Suppose you pay an extra principal amount in small chunks at a time. In that case, the prepayment penalty does not usually apply. It is always good if you double-check with the lender and also check your loan agreement.
How Can You Find Out If Paying off a Loan Early Affects You?
The best way for you to not fall into the trap of prepayments is to read your contract. Suppose you feel you would not ascertain that you won’t be missing out on essential details.
In that case, you can contact a professional such as an attorney or CPA. The professional can understand the terminology and would be able to review it. Sometimes the lenders try to hide the entirety of the loan, so you have to read it carefully. It is usually under the repayment terms or in the information that deals with the payoff of the loan or selling of your house.
Be wary of these alternative terms a lender could use in the contract:
- Sale before a specific timeframe.
- Refinance before a period.
- Prepayment before maturity.
The word penalty is usually avoided because it would give the taker or reader the loan or mortgage some alarm.
When negotiating terms for an auto loan, do not let a salesperson pressure you into signing a contract without any agreement to a simple interest contract with no prepayment penalty.
Start applying for a pre-approved auto loan so that you can be pro at reviewing any contracts before you sign.
When a lender provides you with a contract which includes a prepayment penalty, ask the lender not to have a prepayment penalty.

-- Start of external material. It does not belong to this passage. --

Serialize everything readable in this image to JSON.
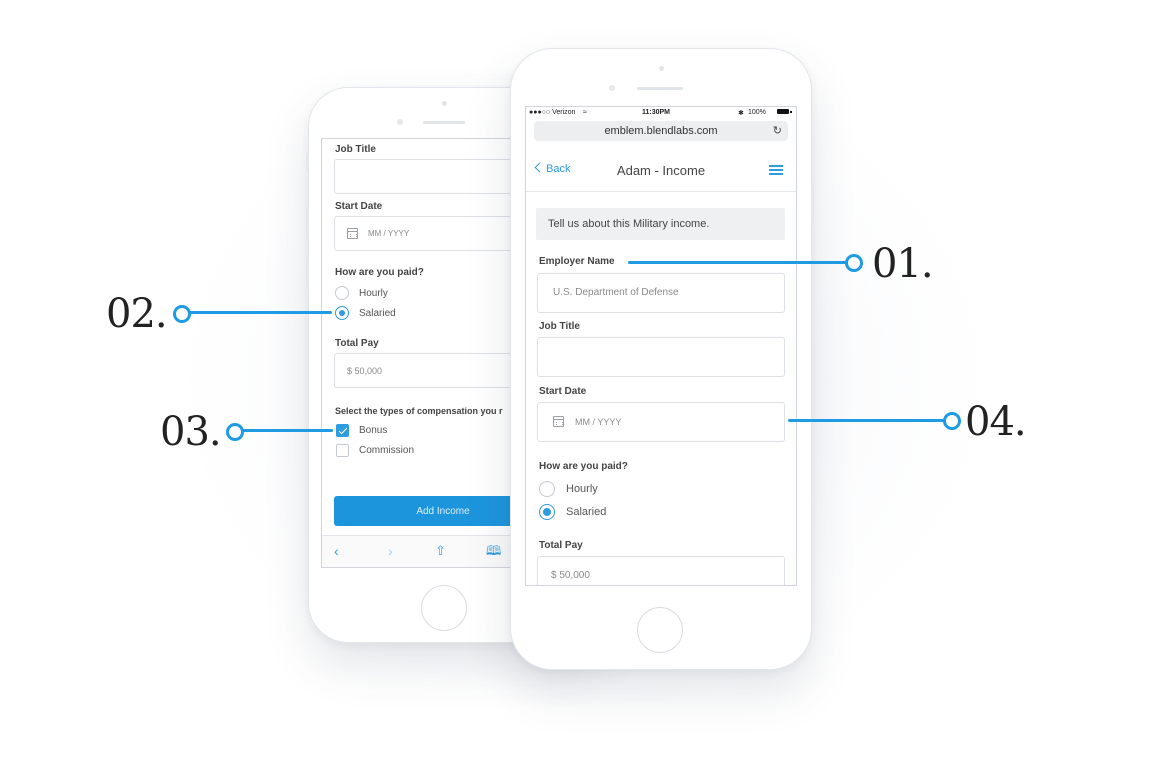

However, the new agreement might make that loan less advantageous. But, you can compare the options and make a better choice.
Now that you know how to check whether a loan has a prepayment penalty let us look into what you can do about it.
What To Do If You Carry A Loan With A Prepayment Penalty?
Once you discover that you have a loan with a prepayment penalty, here is what you can do.
- First, check your contract.
- Make it a point to pay off your loan until the penalty period expires if you find out that you would be incurring a fee while you pay off your loan early.
- Though you may be hit with a penalty for paying off a loan early, you might still be making extra payments towards the balance. Thus, it is essential to review your contract or get to know from your lender what amount would trigger the penalty.
- In case you are paying multiple types of debt, choose to pay off the accounts that do not trigger any prepayment penalties. Credit cards and federal student loans do not charge any kind of prepayment penalties.
- Try using techniques such as debt avalanche, debt snowball and debt lasso methods. With this, you can tackle your other debts if you have, and at the same time, you would be giving the penalty period to expire.
Now that you know how to detect a prepayment penalty after you decide for paying off a loan early and what to do when you find it, you must make informed choices the next time you take a loan.